‘I owe a debt of gratitude to Rebecca Mead, whose new book inspired me to revisit Eliot’s masterpiece,’ says Kathryn Schulz in Vulture, moved to read Middlemarch for the third time.
Joyce Carol Oates in the New York Times calls The Road to Middlemarch ‘a beguilingly straightforward, resolutely orthodox and unshowy account of the writer’s lifelong admiration for George Eliot and for Middlemarch in particular’ and ‘a poignant testimony to the abiding power of fiction’.
‘This is a fascinating exploration of the relationship between reader and subject,’ says Anita Sethi in the Australian, ‘a book about the primal pleasure of reading that is in itself a huge pleasure to read.’
‘Perhaps this calm, thrilling book will do for George Eliot what Colin Firth did for Jane Austen,’ says Helen Elliott in the Sydney Morning Herald.

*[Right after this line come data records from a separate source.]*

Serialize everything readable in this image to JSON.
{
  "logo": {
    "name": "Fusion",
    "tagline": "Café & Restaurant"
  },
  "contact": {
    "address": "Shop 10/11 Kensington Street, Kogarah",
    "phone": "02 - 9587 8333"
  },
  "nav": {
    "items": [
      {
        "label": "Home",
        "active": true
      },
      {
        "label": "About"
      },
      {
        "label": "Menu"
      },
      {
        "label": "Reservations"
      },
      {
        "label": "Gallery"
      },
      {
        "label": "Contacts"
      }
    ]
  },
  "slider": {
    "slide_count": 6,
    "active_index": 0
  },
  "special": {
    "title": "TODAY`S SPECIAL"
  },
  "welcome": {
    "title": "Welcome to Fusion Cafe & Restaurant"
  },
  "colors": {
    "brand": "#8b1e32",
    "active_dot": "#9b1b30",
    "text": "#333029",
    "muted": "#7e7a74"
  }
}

Rebecca Mead writes about George Eliot’s alleged ugliness in the New Yorker: ‘Eliot was possessed of a radiant, luminous intelligence that outshone her perceived deficits—that rendered irrelevant the small-minded criticisms of her character and visage to which she was subject for much of her life.’

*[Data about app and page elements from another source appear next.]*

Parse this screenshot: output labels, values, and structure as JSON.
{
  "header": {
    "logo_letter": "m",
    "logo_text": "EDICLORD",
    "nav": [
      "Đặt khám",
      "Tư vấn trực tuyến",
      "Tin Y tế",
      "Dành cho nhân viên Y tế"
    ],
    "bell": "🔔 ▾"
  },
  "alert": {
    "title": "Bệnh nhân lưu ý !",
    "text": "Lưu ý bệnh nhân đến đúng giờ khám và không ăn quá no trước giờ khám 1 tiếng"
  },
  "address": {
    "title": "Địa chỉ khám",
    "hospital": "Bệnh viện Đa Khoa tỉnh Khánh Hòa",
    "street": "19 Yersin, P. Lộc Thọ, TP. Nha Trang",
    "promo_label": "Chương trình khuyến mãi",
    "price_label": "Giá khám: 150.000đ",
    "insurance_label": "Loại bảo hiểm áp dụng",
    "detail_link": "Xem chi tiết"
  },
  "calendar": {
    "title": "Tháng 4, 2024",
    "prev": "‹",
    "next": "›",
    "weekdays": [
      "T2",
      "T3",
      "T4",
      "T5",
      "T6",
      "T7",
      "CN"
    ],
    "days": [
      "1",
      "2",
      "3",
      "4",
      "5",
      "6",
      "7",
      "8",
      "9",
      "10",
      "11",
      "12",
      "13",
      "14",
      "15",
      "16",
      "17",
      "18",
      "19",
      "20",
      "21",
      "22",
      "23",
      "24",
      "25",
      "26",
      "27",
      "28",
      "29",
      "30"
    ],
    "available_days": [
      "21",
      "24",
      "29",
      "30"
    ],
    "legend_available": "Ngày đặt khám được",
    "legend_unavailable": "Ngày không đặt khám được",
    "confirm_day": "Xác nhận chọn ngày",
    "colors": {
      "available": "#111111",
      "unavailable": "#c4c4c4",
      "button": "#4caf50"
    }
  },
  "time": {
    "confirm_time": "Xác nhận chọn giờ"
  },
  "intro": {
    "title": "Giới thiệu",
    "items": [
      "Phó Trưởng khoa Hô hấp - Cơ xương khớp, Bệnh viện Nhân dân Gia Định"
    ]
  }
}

Laura Miller in Salon thinks you’d be unlikely to find ‘a richer, more complete or more moving demonstration of [Middlemarch’s] lasting power than The Road to Middlemarch’.
Michelle Dean considers The Road to Middlemarch and what it means to want to live in a book.
Watch a video of Rebecca Mead discussing The Road to Middlemarch here.
Read an interview with Rebecca over at the Rumpus.